### To do
Please say how many lines in the records below contain the word "Floating". Give the number and nothing more.

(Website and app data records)
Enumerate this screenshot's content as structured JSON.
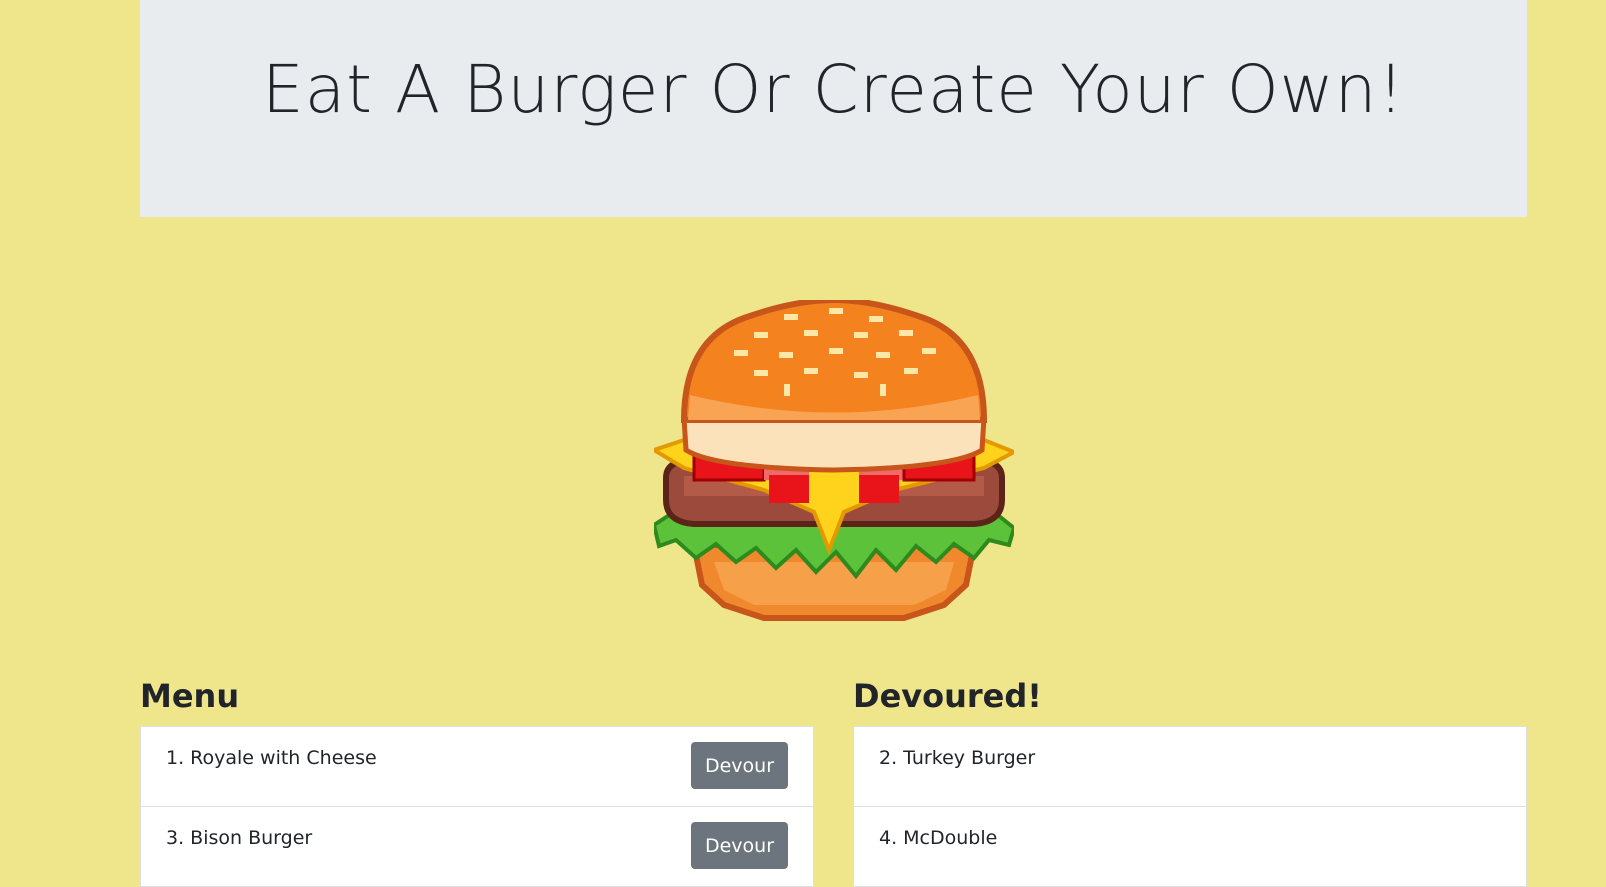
{
  "header": {
    "title": "Eat A Burger Or Create Your Own!"
  },
  "hero": {
    "image_icon": "burger-icon"
  },
  "menu": {
    "heading": "Menu",
    "items": [
      {
        "label": "1. Royale with Cheese",
        "button": "Devour"
      },
      {
        "label": "3. Bison Burger",
        "button": "Devour"
      }
    ]
  },
  "devoured": {
    "heading": "Devoured!",
    "items": [
      {
        "label": "2. Turkey Burger"
      },
      {
        "label": "4. McDouble"
      }
    ]
  },
  "colors": {
    "background": "#efe68b",
    "jumbotron": "#e9ecef",
    "button": "#6c757d"
  }
}
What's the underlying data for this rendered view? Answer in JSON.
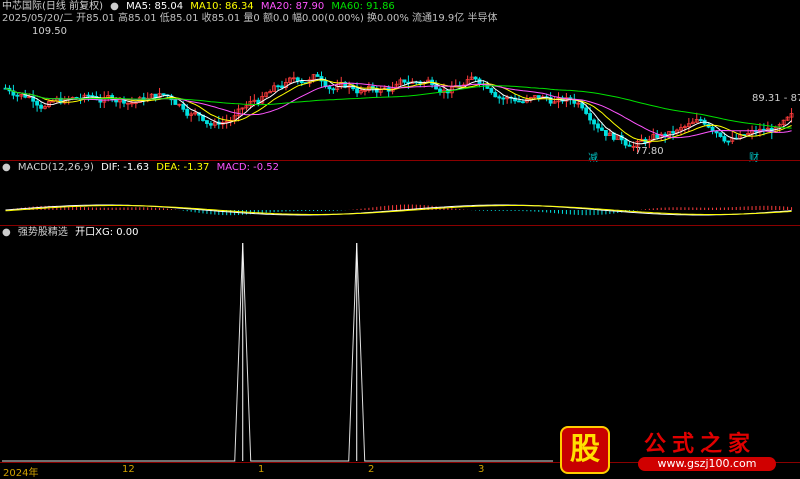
{
  "main_panel": {
    "title": "中芯国际(日线 前复权)",
    "ma_indicators": [
      {
        "label": "MA5: 85.04",
        "color": "#ffffff"
      },
      {
        "label": "MA10: 86.34",
        "color": "#ffff00"
      },
      {
        "label": "MA20: 87.90",
        "color": "#ff55ff"
      },
      {
        "label": "MA60: 91.86",
        "color": "#00e000"
      }
    ],
    "quote_line": "2025/05/20/二 开85.01 高85.01 低85.01 收85.01 量0 额0.0 幅0.00(0.00%) 换0.00% 流通19.9亿 半导体",
    "high_label": "109.50",
    "low_label": "77.80",
    "right_label": "89.31 - 87.",
    "event_markers": [
      "减",
      "财"
    ]
  },
  "macd_panel": {
    "title": "MACD(12,26,9)",
    "dif": "DIF: -1.63",
    "dea": "DEA: -1.37",
    "macd": "MACD: -0.52"
  },
  "indicator_panel": {
    "title": "强势股精选",
    "xg_label": "开口XG: 0.00",
    "chart_data": {
      "type": "line",
      "title": "",
      "xlabel": "",
      "ylabel": "",
      "signal_bars": [
        77,
        114
      ],
      "values": [
        0,
        1
      ]
    }
  },
  "time_axis": {
    "labels": [
      "2024年",
      "12",
      "1",
      "2",
      "3"
    ]
  },
  "watermark": {
    "logo_char": "股",
    "site_name": "公式之家",
    "url": "www.gszj100.com"
  }
}
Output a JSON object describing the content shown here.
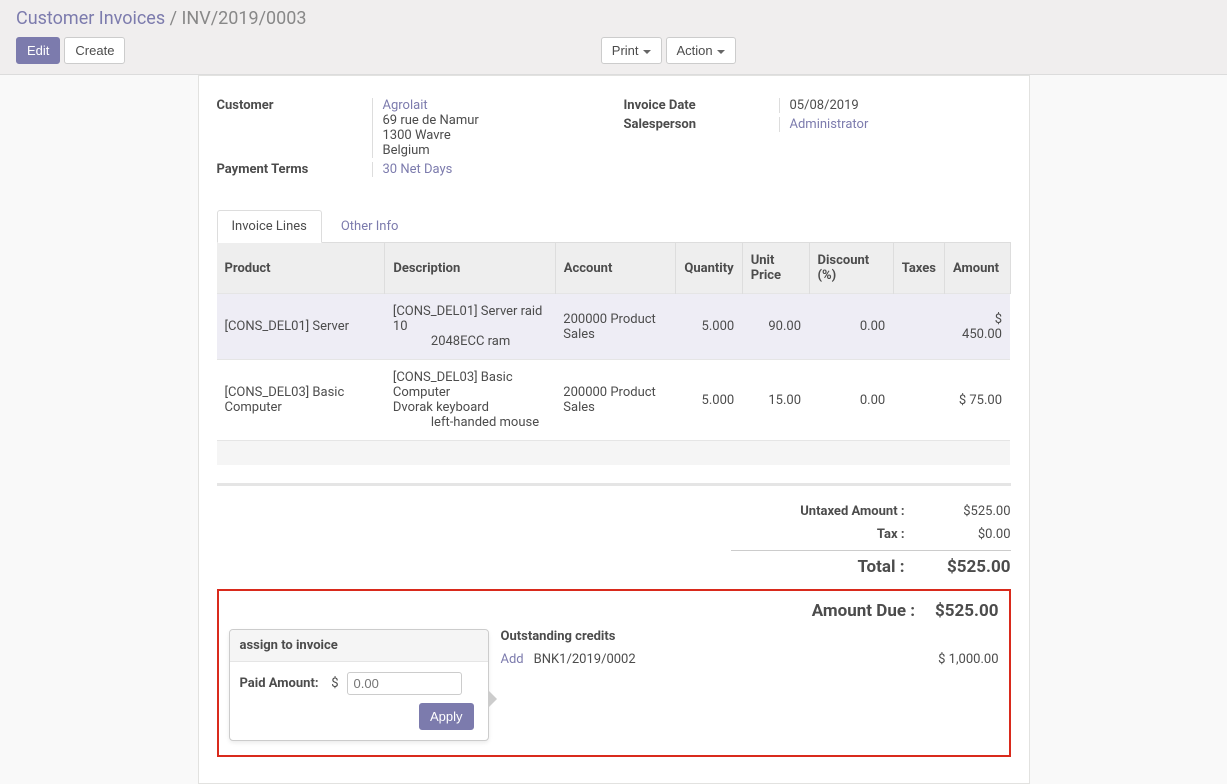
{
  "breadcrumb": {
    "parent": "Customer Invoices",
    "sep": "/",
    "current": "INV/2019/0003"
  },
  "buttons": {
    "edit": "Edit",
    "create": "Create",
    "print": "Print",
    "action": "Action"
  },
  "fields": {
    "customer_label": "Customer",
    "customer_link": "Agrolait",
    "customer_addr1": "69 rue de Namur",
    "customer_addr2": "1300 Wavre",
    "customer_addr3": "Belgium",
    "payment_terms_label": "Payment Terms",
    "payment_terms_value": "30 Net Days",
    "invoice_date_label": "Invoice Date",
    "invoice_date_value": "05/08/2019",
    "salesperson_label": "Salesperson",
    "salesperson_value": "Administrator"
  },
  "tabs": {
    "invoice_lines": "Invoice Lines",
    "other_info": "Other Info"
  },
  "columns": {
    "product": "Product",
    "description": "Description",
    "account": "Account",
    "quantity": "Quantity",
    "unit_price": "Unit Price",
    "discount": "Discount (%)",
    "taxes": "Taxes",
    "amount": "Amount"
  },
  "lines": [
    {
      "product": "[CONS_DEL01] Server",
      "desc1": "[CONS_DEL01] Server raid 10",
      "desc2": "2048ECC ram",
      "account": "200000 Product Sales",
      "qty": "5.000",
      "price": "90.00",
      "discount": "0.00",
      "taxes": "",
      "amount": "$ 450.00"
    },
    {
      "product": "[CONS_DEL03] Basic Computer",
      "desc1": "[CONS_DEL03] Basic Computer",
      "desc2": "Dvorak keyboard",
      "desc3": "left-handed mouse",
      "account": "200000 Product Sales",
      "qty": "5.000",
      "price": "15.00",
      "discount": "0.00",
      "taxes": "",
      "amount": "$ 75.00"
    }
  ],
  "totals": {
    "untaxed_label": "Untaxed Amount :",
    "untaxed_value": "$525.00",
    "tax_label": "Tax :",
    "tax_value": "$0.00",
    "total_label": "Total :",
    "total_value": "$525.00"
  },
  "amount_due": {
    "label": "Amount Due :",
    "value": "$525.00"
  },
  "popover": {
    "title": "assign to invoice",
    "paid_label": "Paid Amount:",
    "currency": "$",
    "placeholder": "0.00",
    "apply": "Apply"
  },
  "outstanding": {
    "title": "Outstanding credits",
    "add": "Add",
    "ref": "BNK1/2019/0002",
    "amount": "$ 1,000.00"
  }
}
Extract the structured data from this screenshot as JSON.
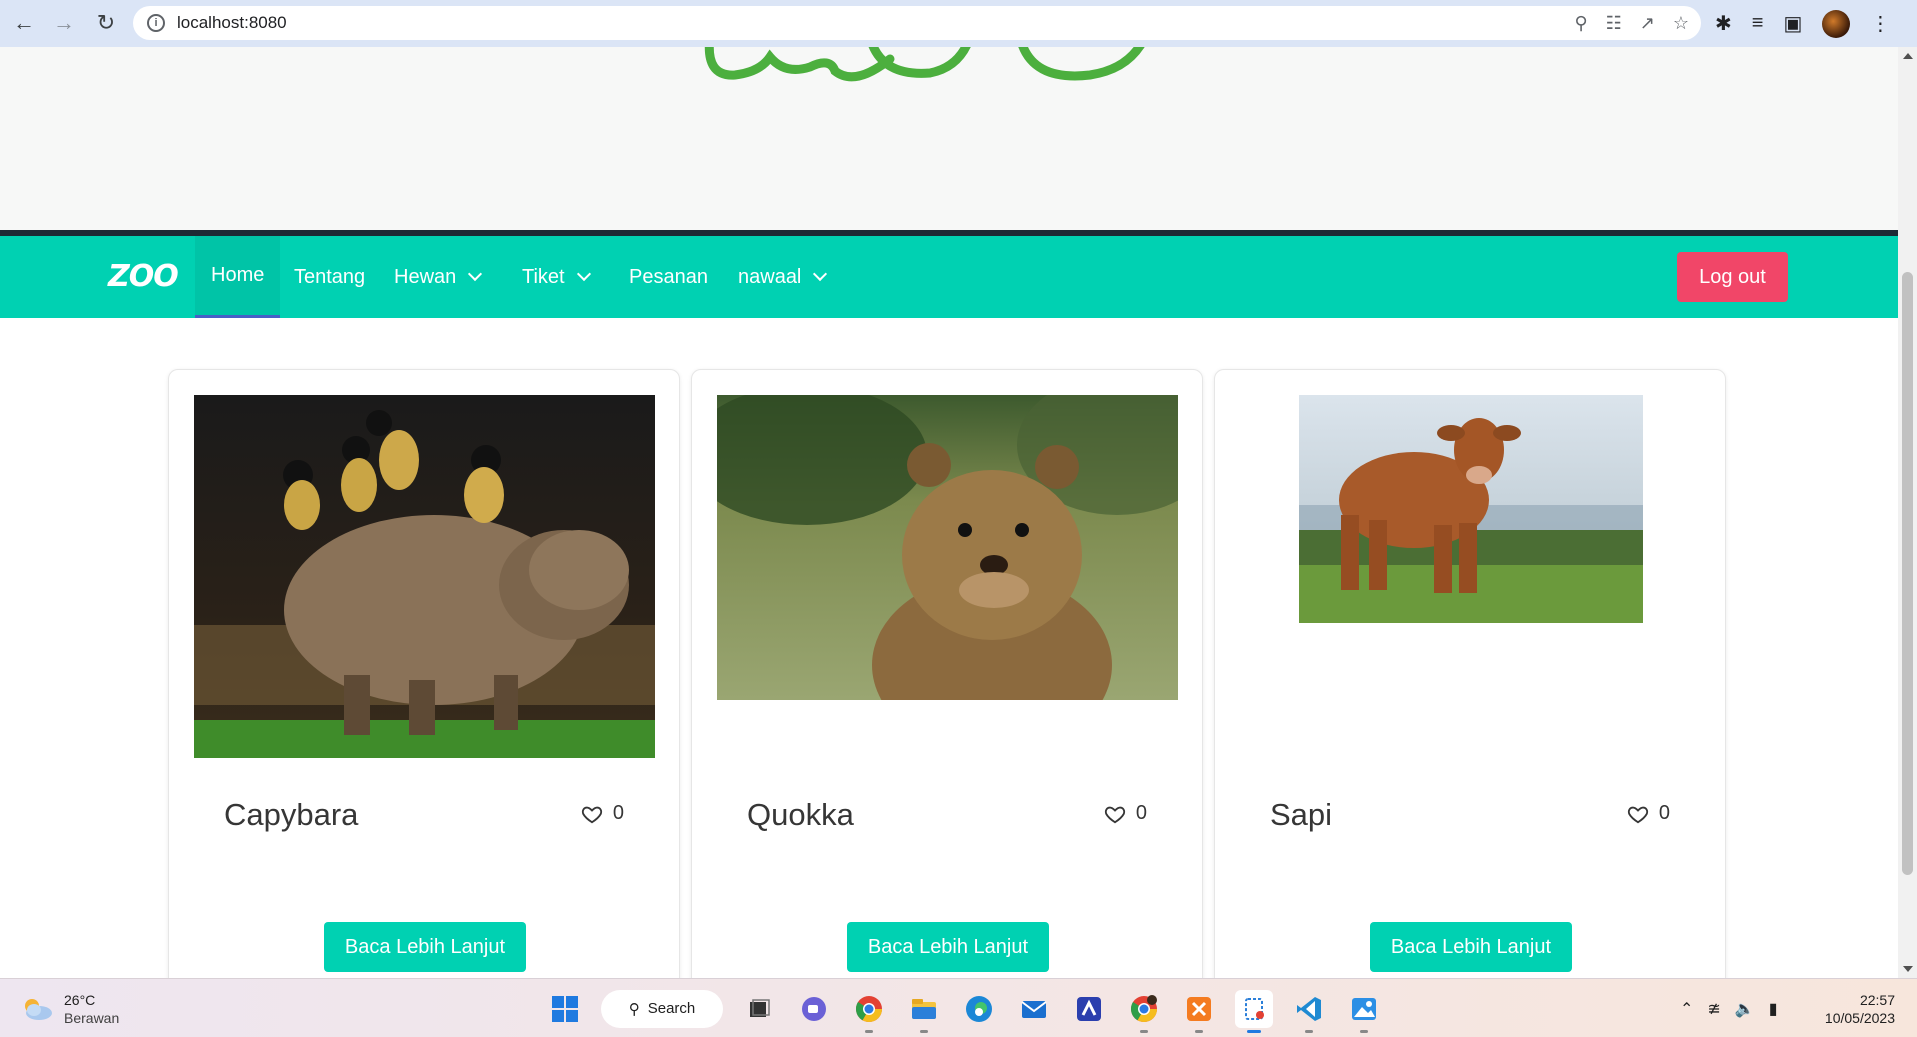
{
  "browser": {
    "url": "localhost:8080",
    "back_icon": "arrow-left-icon",
    "forward_icon": "arrow-right-icon",
    "reload_icon": "reload-icon"
  },
  "navbar": {
    "logo": "ZOO",
    "items": [
      {
        "label": "Home",
        "active": true
      },
      {
        "label": "Tentang"
      },
      {
        "label": "Hewan",
        "dropdown": true
      },
      {
        "label": "Tiket",
        "dropdown": true
      },
      {
        "label": "Pesanan"
      },
      {
        "label": "nawaal",
        "dropdown": true
      }
    ],
    "logout_label": "Log out"
  },
  "cards": [
    {
      "name": "Capybara",
      "likes": "0",
      "button": "Baca Lebih Lanjut"
    },
    {
      "name": "Quokka",
      "likes": "0",
      "button": "Baca Lebih Lanjut"
    },
    {
      "name": "Sapi",
      "likes": "0",
      "button": "Baca Lebih Lanjut"
    }
  ],
  "taskbar": {
    "weather_temp": "26°C",
    "weather_cond": "Berawan",
    "search_label": "Search",
    "time": "22:57",
    "date": "10/05/2023"
  },
  "colors": {
    "primary": "#00d1b2",
    "danger": "#f14668",
    "dark_border": "#1e2a35"
  }
}
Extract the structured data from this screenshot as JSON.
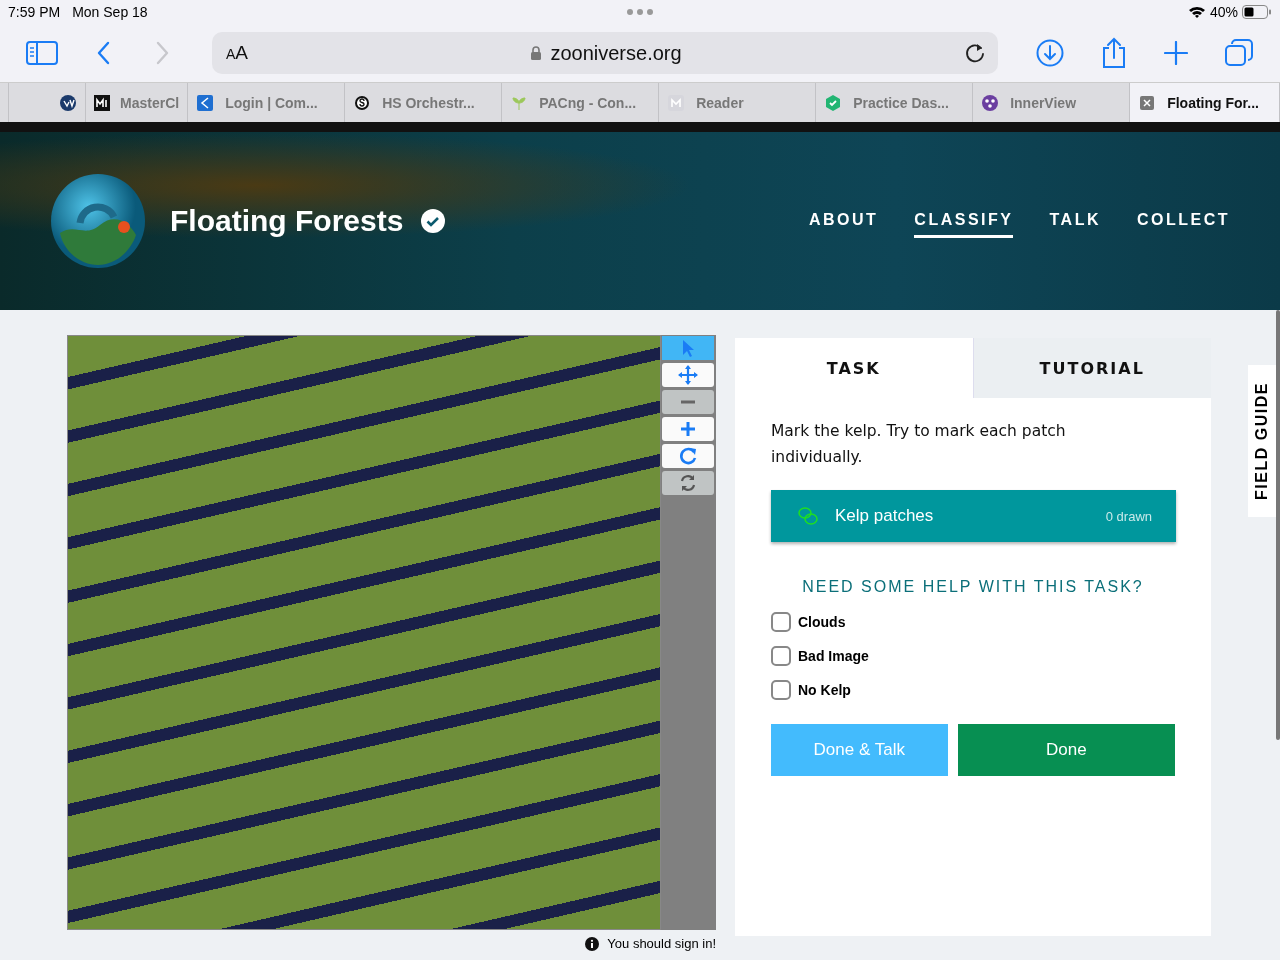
{
  "status_bar": {
    "time": "7:59 PM",
    "date": "Mon Sep 18",
    "battery": "40%"
  },
  "toolbar": {
    "text_size_label": "AA",
    "url": "zooniverse.org"
  },
  "browser_tabs": [
    {
      "kind": "cv",
      "selected": false
    },
    {
      "title": "MasterCl",
      "kind": "mdark",
      "selected": false
    },
    {
      "title": "Login | Com...",
      "kind": "blue",
      "selected": false
    },
    {
      "title": "HS Orchestr...",
      "kind": "scircle",
      "selected": false
    },
    {
      "title": "PACng - Con...",
      "kind": "leaf",
      "selected": false
    },
    {
      "title": "Reader",
      "kind": "mlight",
      "selected": false
    },
    {
      "title": "Practice Das...",
      "kind": "hex",
      "selected": false
    },
    {
      "title": "InnerView",
      "kind": "dots",
      "selected": false
    },
    {
      "title": "Floating For...",
      "kind": "close",
      "selected": true
    }
  ],
  "project": {
    "title": "Floating Forests",
    "verified": true,
    "nav": [
      {
        "label": "ABOUT",
        "selected": false
      },
      {
        "label": "CLASSIFY",
        "selected": true
      },
      {
        "label": "TALK",
        "selected": false
      },
      {
        "label": "COLLECT",
        "selected": false
      }
    ]
  },
  "image_tools": [
    {
      "kind": "pointer",
      "selected": true,
      "disabled": false
    },
    {
      "kind": "move",
      "selected": false,
      "disabled": false
    },
    {
      "kind": "zoom-out",
      "selected": false,
      "disabled": true
    },
    {
      "kind": "zoom-in",
      "selected": false,
      "disabled": false
    },
    {
      "kind": "rotate",
      "selected": false,
      "disabled": false
    },
    {
      "kind": "reset",
      "selected": false,
      "disabled": true
    }
  ],
  "sign_in_notice": "You should sign in!",
  "task_panel": {
    "tabs": [
      {
        "label": "TASK",
        "selected": true
      },
      {
        "label": "TUTORIAL",
        "selected": false
      }
    ],
    "instruction": "Mark the kelp. Try to mark each patch individually.",
    "tools": [
      {
        "label": "Kelp patches",
        "count": "0 drawn",
        "selected": true
      }
    ],
    "help_link": "NEED SOME HELP WITH THIS TASK?",
    "options": [
      {
        "label": "Clouds",
        "checked": false
      },
      {
        "label": "Bad Image",
        "checked": false
      },
      {
        "label": "No Kelp",
        "checked": false
      }
    ],
    "buttons": [
      {
        "label": "Done & Talk",
        "kind": "secondary"
      },
      {
        "label": "Done",
        "kind": "primary"
      }
    ]
  },
  "field_guide": {
    "label": "FIELD GUIDE"
  }
}
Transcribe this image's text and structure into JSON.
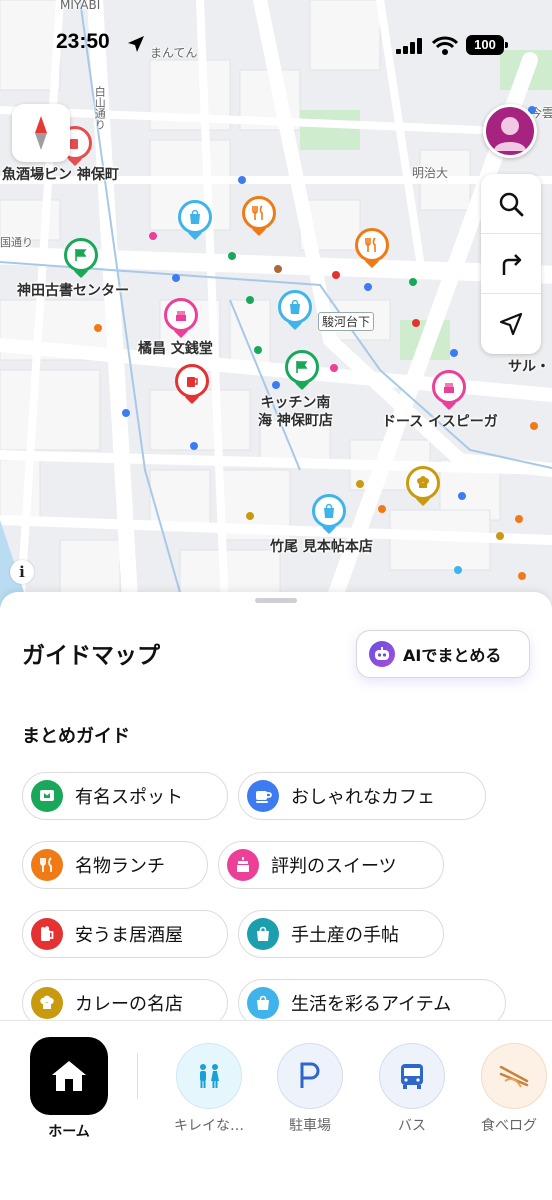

### Response area
2